This is a Premium feature
How to talk about this at parent's evening tonight(18 Posts)
Mother of a high achieving year 11. He's on track for all 7,8,9 grades.
His end of summer report had his teacher assessment grade for one subject as a 9 . The report we received yesterday has dropped that to a 7.
We knew there was an issue because the teacher has made critical comments to my son about his results on weekly tests not being up to scratch. On the other hand she has agreed that he is working hard and she has no problem with his effort .
The summer report came out in july.
he has only been back at school 2 months. Am a bit worried/mystified about how he can drop two grades in that short time.
i suspect teacher is trying to to shake him him up rather than that being a true reflection iyswim.
How would you address this? Any helpful advice would be gratefully received! Thank you!

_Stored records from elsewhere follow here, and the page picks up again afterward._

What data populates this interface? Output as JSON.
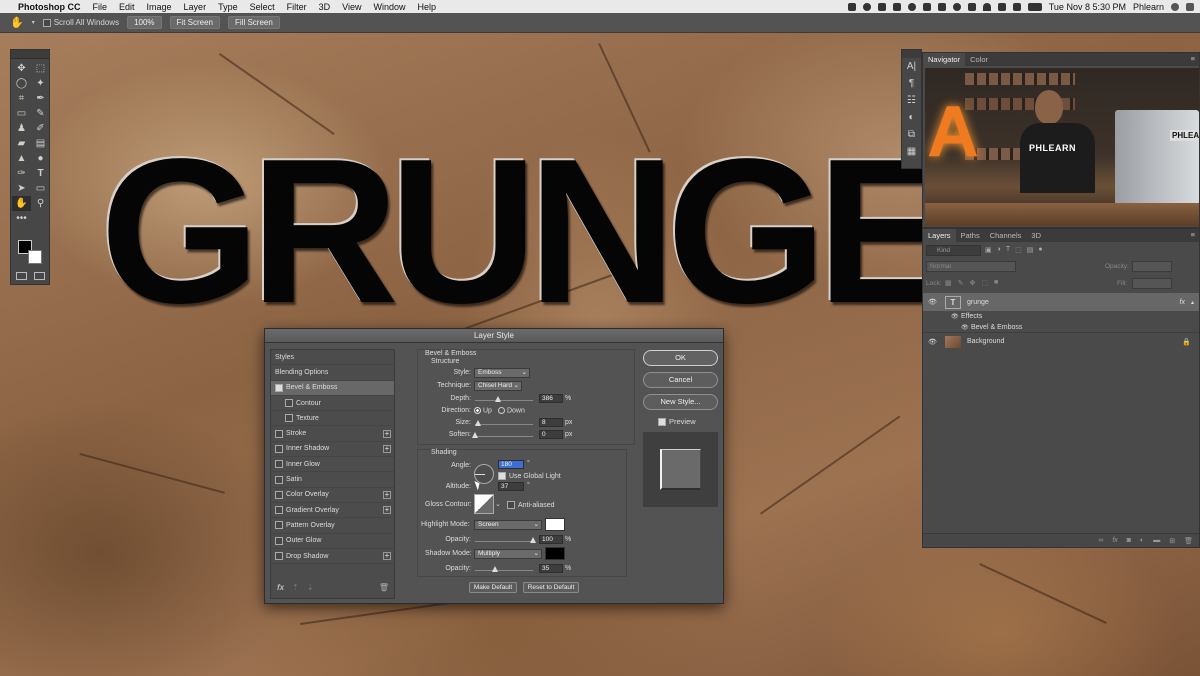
{
  "menubar": {
    "apple": "",
    "app": "Photoshop CC",
    "items": [
      "File",
      "Edit",
      "Image",
      "Layer",
      "Type",
      "Select",
      "Filter",
      "3D",
      "View",
      "Window",
      "Help"
    ],
    "clock": "Tue Nov 8  5:30 PM",
    "user": "Phlearn"
  },
  "options": {
    "scroll_all": "Scroll All Windows",
    "zoom": "100%",
    "fit": "Fit Screen",
    "fill": "Fill Screen"
  },
  "canvas": {
    "text": "GRUNGE"
  },
  "navigator": {
    "tabs": [
      "Navigator",
      "Color"
    ],
    "poster_text": "PHLEARN",
    "shirt_text": "PHLEARN",
    "sign_letter": "A"
  },
  "layers": {
    "tabs": [
      "Layers",
      "Paths",
      "Channels",
      "3D"
    ],
    "kind": "Kind",
    "blend": "Normal",
    "opacity_label": "Opacity:",
    "lock_label": "Lock:",
    "fill_label": "Fill:",
    "items": [
      {
        "name": "grunge",
        "type": "T"
      },
      {
        "name": "Effects"
      },
      {
        "name": "Bevel & Emboss"
      },
      {
        "name": "Background"
      }
    ],
    "fx": "fx"
  },
  "dialog": {
    "title": "Layer Style",
    "styles": [
      {
        "label": "Styles"
      },
      {
        "label": "Blending Options"
      },
      {
        "label": "Bevel & Emboss",
        "checked": true,
        "selected": true
      },
      {
        "label": "Contour",
        "sub": true
      },
      {
        "label": "Texture",
        "sub": true
      },
      {
        "label": "Stroke",
        "plus": true
      },
      {
        "label": "Inner Shadow",
        "plus": true
      },
      {
        "label": "Inner Glow"
      },
      {
        "label": "Satin"
      },
      {
        "label": "Color Overlay",
        "plus": true
      },
      {
        "label": "Gradient Overlay",
        "plus": true
      },
      {
        "label": "Pattern Overlay"
      },
      {
        "label": "Outer Glow"
      },
      {
        "label": "Drop Shadow",
        "plus": true
      }
    ],
    "footer_fx": "fx",
    "structure": {
      "section": "Bevel & Emboss",
      "sub": "Structure",
      "style_label": "Style:",
      "style_value": "Emboss",
      "technique_label": "Technique:",
      "technique_value": "Chisel Hard",
      "depth_label": "Depth:",
      "depth_value": "386",
      "depth_unit": "%",
      "depth_pct": 0.39,
      "direction_label": "Direction:",
      "up": "Up",
      "down": "Down",
      "size_label": "Size:",
      "size_value": "8",
      "size_unit": "px",
      "size_pct": 0.05,
      "soften_label": "Soften:",
      "soften_value": "0",
      "soften_unit": "px",
      "soften_pct": 0.0
    },
    "shading": {
      "section": "Shading",
      "angle_label": "Angle:",
      "angle_value": "180",
      "angle_unit": "°",
      "global_light": "Use Global Light",
      "altitude_label": "Altitude:",
      "altitude_value": "37",
      "altitude_unit": "°",
      "gloss_label": "Gloss Contour:",
      "anti_aliased": "Anti-aliased",
      "highlight_label": "Highlight Mode:",
      "highlight_value": "Screen",
      "highlight_color": "#ffffff",
      "hl_opacity_label": "Opacity:",
      "hl_opacity_value": "100",
      "hl_opacity_unit": "%",
      "hl_opacity_pct": 1.0,
      "shadow_label": "Shadow Mode:",
      "shadow_value": "Multiply",
      "shadow_color": "#000000",
      "sh_opacity_label": "Opacity:",
      "sh_opacity_value": "35",
      "sh_opacity_unit": "%",
      "sh_opacity_pct": 0.35
    },
    "make_default": "Make Default",
    "reset_default": "Reset to Default",
    "buttons": {
      "ok": "OK",
      "cancel": "Cancel",
      "new_style": "New Style...",
      "preview": "Preview"
    }
  }
}
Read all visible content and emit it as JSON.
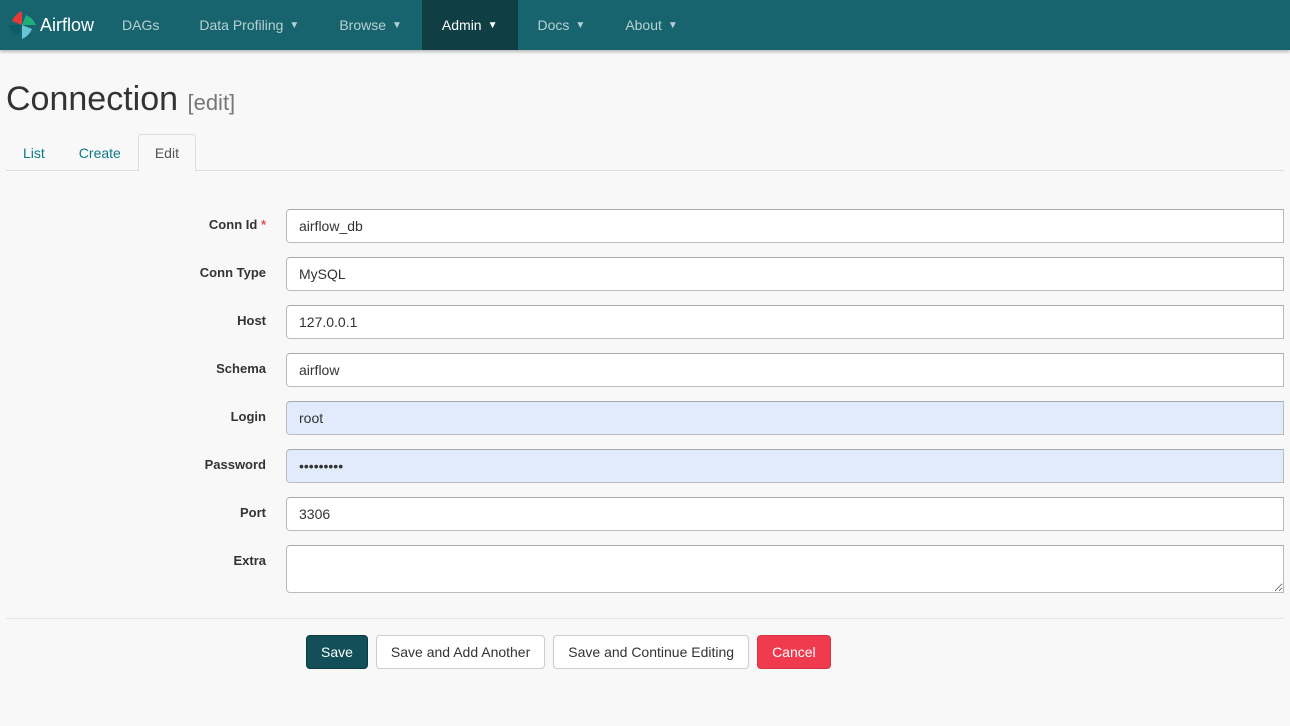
{
  "nav": {
    "brand": "Airflow",
    "items": [
      {
        "label": "DAGs",
        "caret": false,
        "active": false
      },
      {
        "label": "Data Profiling",
        "caret": true,
        "active": false
      },
      {
        "label": "Browse",
        "caret": true,
        "active": false
      },
      {
        "label": "Admin",
        "caret": true,
        "active": true
      },
      {
        "label": "Docs",
        "caret": true,
        "active": false
      },
      {
        "label": "About",
        "caret": true,
        "active": false
      }
    ]
  },
  "page": {
    "title": "Connection",
    "title_suffix": "[edit]"
  },
  "tabs": [
    {
      "label": "List",
      "active": false
    },
    {
      "label": "Create",
      "active": false
    },
    {
      "label": "Edit",
      "active": true
    }
  ],
  "form": {
    "conn_id": {
      "label": "Conn Id",
      "required": true,
      "value": "airflow_db"
    },
    "conn_type": {
      "label": "Conn Type",
      "value": "MySQL"
    },
    "host": {
      "label": "Host",
      "value": "127.0.0.1"
    },
    "schema": {
      "label": "Schema",
      "value": "airflow"
    },
    "login": {
      "label": "Login",
      "value": "root"
    },
    "password": {
      "label": "Password",
      "value": "•••••••••"
    },
    "port": {
      "label": "Port",
      "value": "3306"
    },
    "extra": {
      "label": "Extra",
      "value": ""
    }
  },
  "actions": {
    "save": "Save",
    "save_add": "Save and Add Another",
    "save_cont": "Save and Continue Editing",
    "cancel": "Cancel"
  }
}
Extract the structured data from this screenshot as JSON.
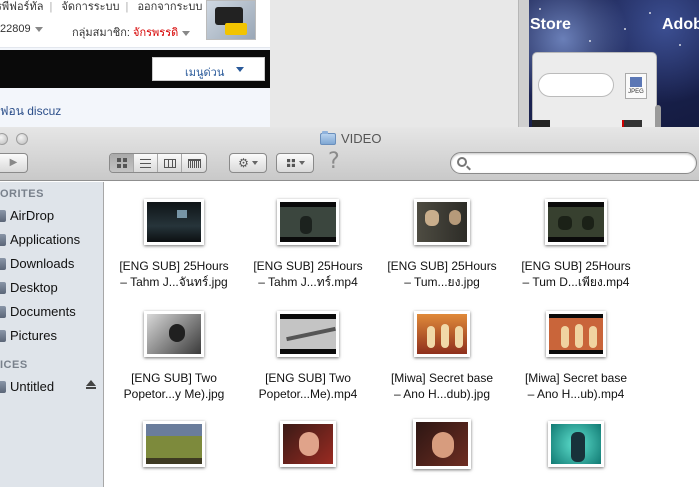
{
  "web": {
    "links": [
      "รพีฟอร์ทัล",
      "จัดการระบบ",
      "ออกจากระบบ"
    ],
    "stats": "22809",
    "group_label": "กลุ่มสมาชิก:",
    "group_value": "จักรพรรดิ",
    "menu_label": "เมนูด่วน",
    "breadcrumb": "ฟอน  discuz"
  },
  "background_apps": {
    "store_text": "Store",
    "adobe_text": "Adob",
    "jpeg_label": "JPEG"
  },
  "finder": {
    "title": "VIDEO",
    "search_placeholder": "",
    "help_glyph": "?",
    "sidebar": {
      "favorites_header": "ORITES",
      "favorites": [
        "AirDrop",
        "Applications",
        "Downloads",
        "Desktop",
        "Documents",
        "Pictures"
      ],
      "devices_header": "ICES",
      "devices": [
        "Untitled"
      ]
    },
    "files": [
      {
        "line1": "[ENG SUB] 25Hours",
        "line2": "– Tahm J...จันทร์.jpg",
        "thumb": "#1b2226"
      },
      {
        "line1": "[ENG SUB] 25Hours",
        "line2": "– Tahm J...ทร์.mp4",
        "thumb": "#2c342d"
      },
      {
        "line1": "[ENG SUB] 25Hours",
        "line2": "– Tum...ยง.jpg",
        "thumb": "#3a3a33"
      },
      {
        "line1": "[ENG SUB] 25Hours",
        "line2": "– Tum D...เพียง.mp4",
        "thumb": "#2a2f28"
      },
      {
        "line1": "[ENG SUB] Two",
        "line2": "Popetor...y Me).jpg",
        "thumb": "#6d6d6d"
      },
      {
        "line1": "[ENG SUB] Two",
        "line2": "Popetor...Me).mp4",
        "thumb": "#9a9a9a"
      },
      {
        "line1": "[Miwa] Secret base",
        "line2": "– Ano H...dub).jpg",
        "thumb": "#b4522c"
      },
      {
        "line1": "[Miwa] Secret base",
        "line2": "– Ano H...ub).mp4",
        "thumb": "#9c4a30"
      },
      {
        "line1": "",
        "line2": "",
        "thumb": "#6f7a3a"
      },
      {
        "line1": "",
        "line2": "",
        "thumb": "#8a2e26"
      },
      {
        "line1": "",
        "line2": "",
        "thumb": "#5a2a24"
      },
      {
        "line1": "",
        "line2": "",
        "thumb": "#1f8e86"
      }
    ]
  }
}
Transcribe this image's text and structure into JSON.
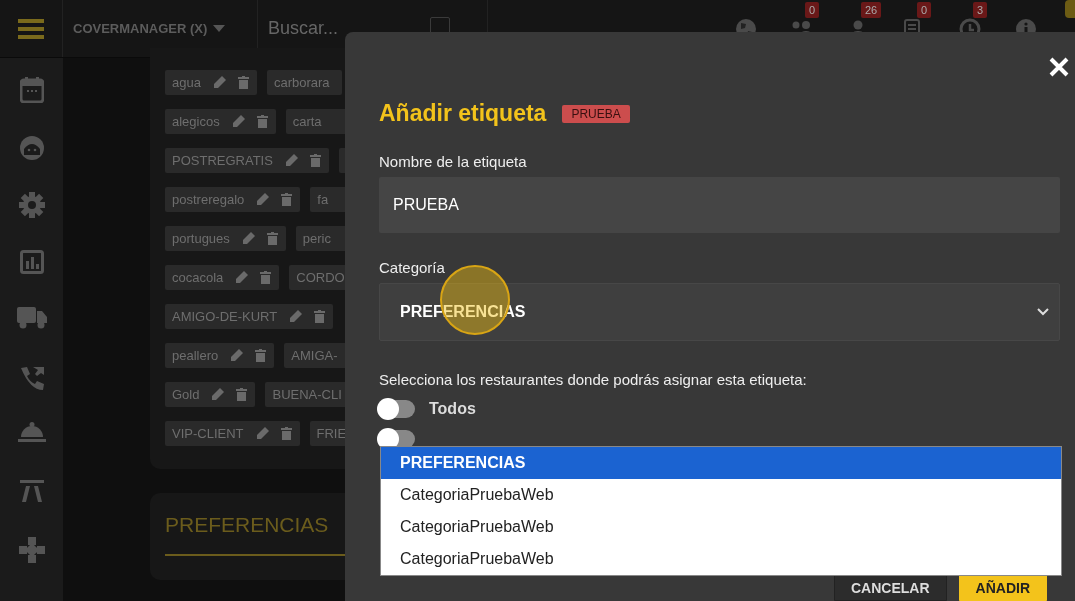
{
  "topbar": {
    "brand": "COVERMANAGER (X)",
    "search": {
      "placeholder": "Buscar..."
    },
    "checkbox": {
      "checked": false
    },
    "icons": [
      {
        "kind": "globe"
      },
      {
        "kind": "group",
        "badge": "0"
      },
      {
        "kind": "person",
        "badge": "26"
      },
      {
        "kind": "list",
        "badge": "0"
      },
      {
        "kind": "clock",
        "badge": "3"
      },
      {
        "kind": "info"
      }
    ]
  },
  "sidebar": {
    "items": [
      {
        "kind": "calendar"
      },
      {
        "kind": "face"
      },
      {
        "kind": "gear"
      },
      {
        "kind": "chart"
      },
      {
        "kind": "truck"
      },
      {
        "kind": "phone"
      },
      {
        "kind": "bell"
      },
      {
        "kind": "table"
      },
      {
        "kind": "puzzle"
      }
    ]
  },
  "tags": {
    "rows": [
      {
        "left": "agua",
        "right": "carborara"
      },
      {
        "left": "alegicos",
        "right": "carta"
      },
      {
        "left": "POSTREGRATIS",
        "right": ""
      },
      {
        "left": "postreregalo",
        "right": "fa"
      },
      {
        "left": "portugues",
        "right": "peric"
      },
      {
        "left": "cocacola",
        "right": "CORDO"
      },
      {
        "left": "AMIGO-DE-KURT"
      },
      {
        "left": "peallero",
        "right": "AMIGA-"
      },
      {
        "left": "Gold",
        "right": "BUENA-CLI"
      },
      {
        "left": "VIP-CLIENT",
        "right": "FRIE"
      }
    ]
  },
  "section_title": "PREFERENCIAS",
  "modal": {
    "title": "Añadir etiqueta",
    "badge": "PRUEBA",
    "name_label": "Nombre de la etiqueta",
    "name_value": "PRUEBA",
    "category_label": "Categoría",
    "category_value": "PREFERENCIAS",
    "restaurants_label": "Selecciona los restaurantes donde podrás asignar esta etiqueta:",
    "toggles": [
      {
        "label": "Todos",
        "on": false
      },
      {
        "on": false
      }
    ],
    "dropdown": [
      {
        "label": "PREFERENCIAS",
        "selected": true
      },
      {
        "label": "CategoriaPruebaWeb",
        "selected": false
      },
      {
        "label": "CategoriaPruebaWeb",
        "selected": false
      },
      {
        "label": "CategoriaPruebaWeb",
        "selected": false
      }
    ],
    "buttons": [
      {
        "label": "CANCELAR",
        "kind": "secondary"
      },
      {
        "label": "AÑADIR",
        "kind": "primary"
      }
    ]
  }
}
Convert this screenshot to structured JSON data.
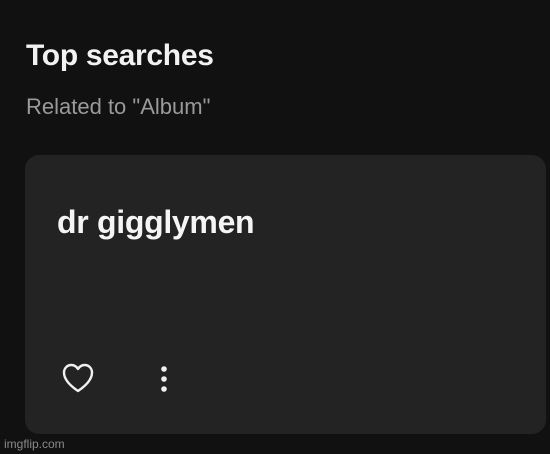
{
  "top_searches": {
    "title": "Top searches",
    "subtitle": "Related to \"Album\""
  },
  "card": {
    "title": "dr gigglymen",
    "actions": {
      "like_icon": "heart-outline-icon",
      "more_icon": "more-vertical-icon"
    }
  },
  "watermark": "imgflip.com",
  "colors": {
    "background": "#111111",
    "card_background": "#232323",
    "primary_text": "#f2f2f2",
    "secondary_text": "#9a9a9a",
    "icon": "#f0f0f0"
  }
}
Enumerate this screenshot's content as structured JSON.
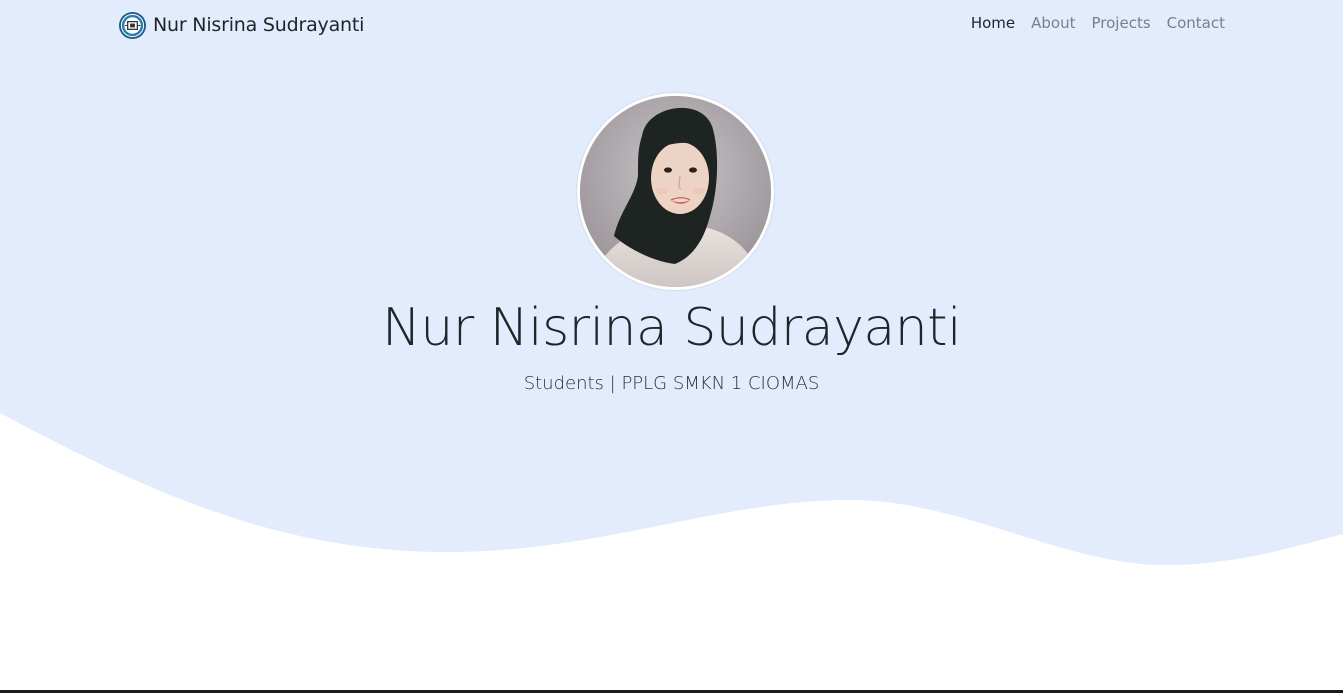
{
  "brand": {
    "name": "Nur Nisrina Sudrayanti",
    "logo_icon": "school-emblem-icon"
  },
  "nav": {
    "items": [
      {
        "label": "Home",
        "active": true
      },
      {
        "label": "About",
        "active": false
      },
      {
        "label": "Projects",
        "active": false
      },
      {
        "label": "Contact",
        "active": false
      }
    ]
  },
  "hero": {
    "name": "Nur Nisrina Sudrayanti",
    "subtitle": "Students | PPLG SMKN 1 CIOMAS",
    "avatar_icon": "profile-photo",
    "background_color": "#e2ecfd",
    "wave_color": "#e2ecfd"
  },
  "colors": {
    "text_primary": "#212529",
    "nav_inactive": "#7b7f84",
    "page_background": "#ffffff"
  }
}
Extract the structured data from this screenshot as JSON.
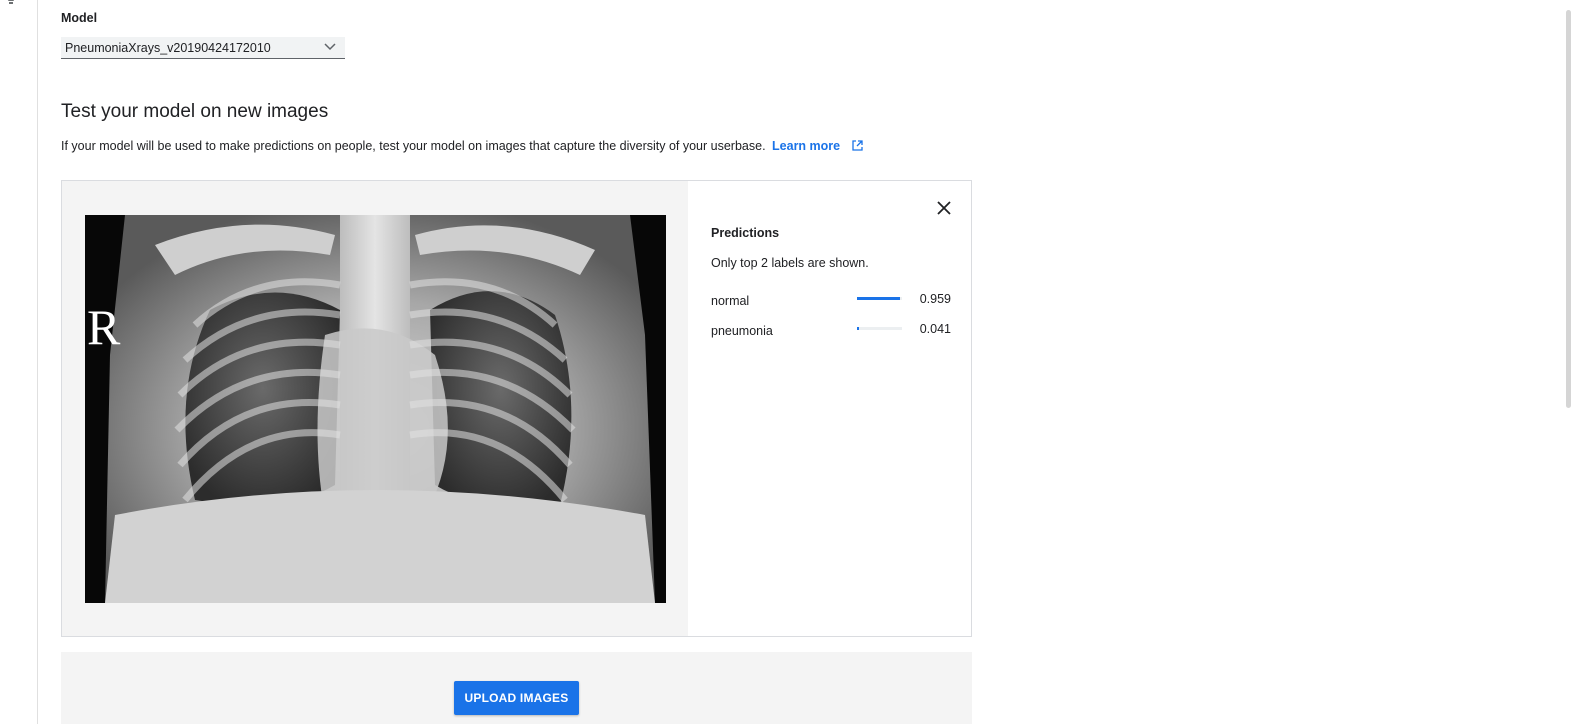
{
  "model": {
    "label": "Model",
    "selected": "PneumoniaXrays_v20190424172010"
  },
  "test": {
    "title": "Test your model on new images",
    "description": "If your model will be used to make predictions on people, test your model on images that capture the diversity of your userbase.",
    "learn_more": "Learn more"
  },
  "image": {
    "marker": "R"
  },
  "predictions": {
    "title": "Predictions",
    "note": "Only top 2 labels are shown.",
    "accent": "#1a73e8",
    "items": [
      {
        "label": "normal",
        "score": "0.959",
        "value": 0.959
      },
      {
        "label": "pneumonia",
        "score": "0.041",
        "value": 0.041
      }
    ]
  },
  "upload": {
    "button": "UPLOAD IMAGES"
  }
}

2 options I think:
They’ve given him a lower grade so he can work harder
So their added value score goes up
Either way he’s obv one of the top and they’ll be working him as one so don’t stress. They do know your son better when it comes to how he works in a classroom
Just be blunt and ask her what the problem is. If she is just trying to shake him up, she should admit it to you. If she fudges the issue, then there may be a problem between your DS and the teacher.
Just ask why he was a 9 last year and now a 7.
What subject is it? Some subjects are very content heavy so grades will go up and down because they don't necessarily build on the previous topic.
Is it a different teacher to last year? There may also be an element of variation in assesments depending on how the school moderates these.
Possibly because it was the first year for many subjects that were graded as 9-1 grades instead of A*-G so the school had no real idea where the boundaries for 9/8/7s were going to be and had to guesstimate until the first set of results were out in August. It may be that they had set their (artificially estimated) boundaries too high and that the new grade has been based on actual grade boundaries as published after August results day. Many schools were caught out overestimating what they thought kids would get so they may be erring on the side of caution.
As you say it may just be a kick up the bum to make him knuckle down rather than coast thinking he has a shoe in 9. If so, I may try to address this privately with the teacher rather than in front of your son because otherwise their tactic may fail if your DS realises this is the case.
Or it could be that the work is harder and he’s not as good as before? Predicting a 9 in y10 is foolish anyway. They haven’t finished the syllabus!
@malmontar schools' value added/ Progress 8 scores are calculated against pupils' KS2 results, not internal monitoring.
I can't understand why they would even predict a 9 when no-one knew what the parameters were for a 9. Our school only predicts up to 8.
We have also just received a bad report for DD for maths. Dropped from a 7 in the summer exams to a 4 in the recent report. Solely down to a really bad test prior to the report. It doesn't make sense, in that DD has gradually been moving up the scale for maths for the last couple of years, but it does show that poor revision, and one bad test can bring you down. She was upset, but now accepts that she needs to concentrate/revise better on some areas where she is not so confident. Hopefully it will help give her a bit of a push.
In some subjects (I'm thinking science) the first exams were in June, so it may be that the boundaries were higher than expected and the school are recalibrating their expectations compared to the national picture.
It could also be that this terms content it something he finds more difficult than whatever they were doing at the end of last year.
Are his percentage scores on tests less than they were or roughly the same?
Lots to think about. Thank you.
I think it's just that the work getting harder and there is more of it.
I do think the teacher thinks he's not working as haRd. I only see what he does athe home but he works his socks off and puts himself under a lot of pressure which worries me a bit. Hence wanting to address it.
They have revised estimates for this y11 in the light of the actual GCSE results this summer.
They have decided that predicting 9s is counter productive as all it does is build unnecessary pressure on the student.
No other students in school doing this subject. Very small class. It would outing if I named hence the name change!
Our school predicts a maximum of 8. There's very little between 7/8/9 and I think that a prediction that is too high can mean less effort as the child will focus on subjects with the lower predictions.
My daughters school has target grades - including 9's and 'working at' grades at each review. They have been told that no one will receive 9s as 'working at' grades as they haven't covered all of the work yet so this isn't possible.
Despite this one rogue teacher gave her a 9 in the last report. She's quite angry about this and says that he completely misunderstood the system (and as an aside the whole course so daughter and friend have been going through the syllabus and trying to teach themselves and explain to the teacher what they are supposed to be doing). Maybe something similar happened for your son.
A school should never predict a 9. It's not predictable and is so dependent on cohort performance.
It may well be they overpredicted in the last round and are moderating.
After the first cohort has sat the new exam we have more idea of grades and boundaries. Last year we were guessing .
Been to parents evening. Had an in depth discussion. All sorted.
Thanks for the advice.
Go on, give us a hint
- teacher craziness
- drop off in performance
- revised standards
(you don't have to)
Please login first.